I hoped to see my foreman, Freddy, when I parted the blinds. What I saw instead was a middle-aged man dressed in dark clothing, sopping wet from the rain and favoring one leg. I opened the door, leveled my shotgun at him and asked him in Spanish what he wanted. He told me he wanted water, food and some pliers so he could pull the tasajillo thorns from his swollen knee. I looked in his eyes and then lowered my shotgun. When I did, he fell to the ground and started sobbing uncontrollably. For it was at that moment that he realized that I was not going to kill him.

After a bowl of chili and many glasses of water, I drove him to the front gate and showed him the road to Carrizo.

The old adage that we fear what we don’t understand has never been more telling than in the current immigration debate.
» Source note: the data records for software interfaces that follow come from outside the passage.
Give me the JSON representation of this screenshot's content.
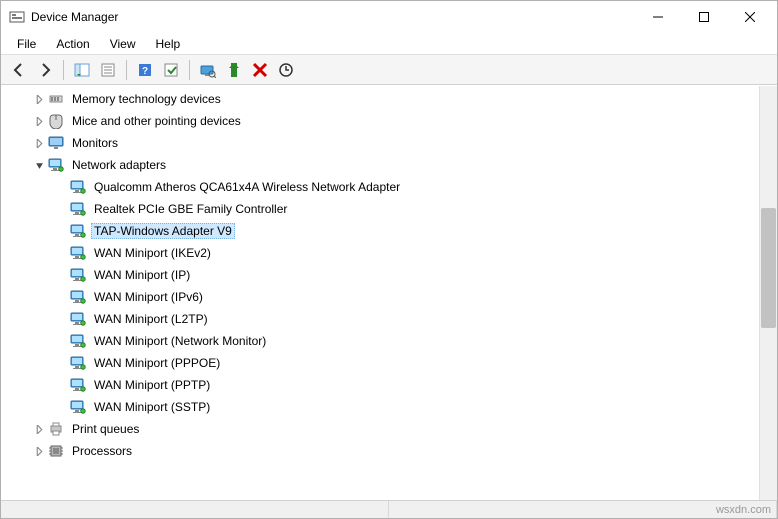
{
  "window": {
    "title": "Device Manager"
  },
  "menubar": {
    "items": [
      "File",
      "Action",
      "View",
      "Help"
    ]
  },
  "tree": {
    "nodes": [
      {
        "indent": 1,
        "expander": "collapsed",
        "icon": "memory",
        "label": "Memory technology devices",
        "selected": false
      },
      {
        "indent": 1,
        "expander": "collapsed",
        "icon": "mouse",
        "label": "Mice and other pointing devices",
        "selected": false
      },
      {
        "indent": 1,
        "expander": "collapsed",
        "icon": "monitor",
        "label": "Monitors",
        "selected": false
      },
      {
        "indent": 1,
        "expander": "expanded",
        "icon": "network",
        "label": "Network adapters",
        "selected": false
      },
      {
        "indent": 2,
        "expander": "none",
        "icon": "network",
        "label": "Qualcomm Atheros QCA61x4A Wireless Network Adapter",
        "selected": false
      },
      {
        "indent": 2,
        "expander": "none",
        "icon": "network",
        "label": "Realtek PCIe GBE Family Controller",
        "selected": false
      },
      {
        "indent": 2,
        "expander": "none",
        "icon": "network",
        "label": "TAP-Windows Adapter V9",
        "selected": true
      },
      {
        "indent": 2,
        "expander": "none",
        "icon": "network",
        "label": "WAN Miniport (IKEv2)",
        "selected": false
      },
      {
        "indent": 2,
        "expander": "none",
        "icon": "network",
        "label": "WAN Miniport (IP)",
        "selected": false
      },
      {
        "indent": 2,
        "expander": "none",
        "icon": "network",
        "label": "WAN Miniport (IPv6)",
        "selected": false
      },
      {
        "indent": 2,
        "expander": "none",
        "icon": "network",
        "label": "WAN Miniport (L2TP)",
        "selected": false
      },
      {
        "indent": 2,
        "expander": "none",
        "icon": "network",
        "label": "WAN Miniport (Network Monitor)",
        "selected": false
      },
      {
        "indent": 2,
        "expander": "none",
        "icon": "network",
        "label": "WAN Miniport (PPPOE)",
        "selected": false
      },
      {
        "indent": 2,
        "expander": "none",
        "icon": "network",
        "label": "WAN Miniport (PPTP)",
        "selected": false
      },
      {
        "indent": 2,
        "expander": "none",
        "icon": "network",
        "label": "WAN Miniport (SSTP)",
        "selected": false
      },
      {
        "indent": 1,
        "expander": "collapsed",
        "icon": "printer",
        "label": "Print queues",
        "selected": false
      },
      {
        "indent": 1,
        "expander": "collapsed",
        "icon": "cpu",
        "label": "Processors",
        "selected": false
      }
    ]
  },
  "watermark": "wsxdn.com"
}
What we must do now as Americans is understand why refugees are risking their lives to reach this country.

We all have fear; fear keeps us alive. But unwarranted fear — fear that is groundless and used to instill even more fear — is what I fear the most. My fear of dangerous criminals lurking behind the tank dam, and the desperate fear of a man who came to my door thinking I was going to kill him. Because that’s what he’d been told.

I can’t even imagine the fear those children must experience as they traverse Mexico alone or at the mercy of those who might harm them. What we need to do is put fear in its place.

Thank God I looked in that man’s eyes.   

Hugh Fitzsimons

Rancher; former Democratic candidate for agriculture commissioner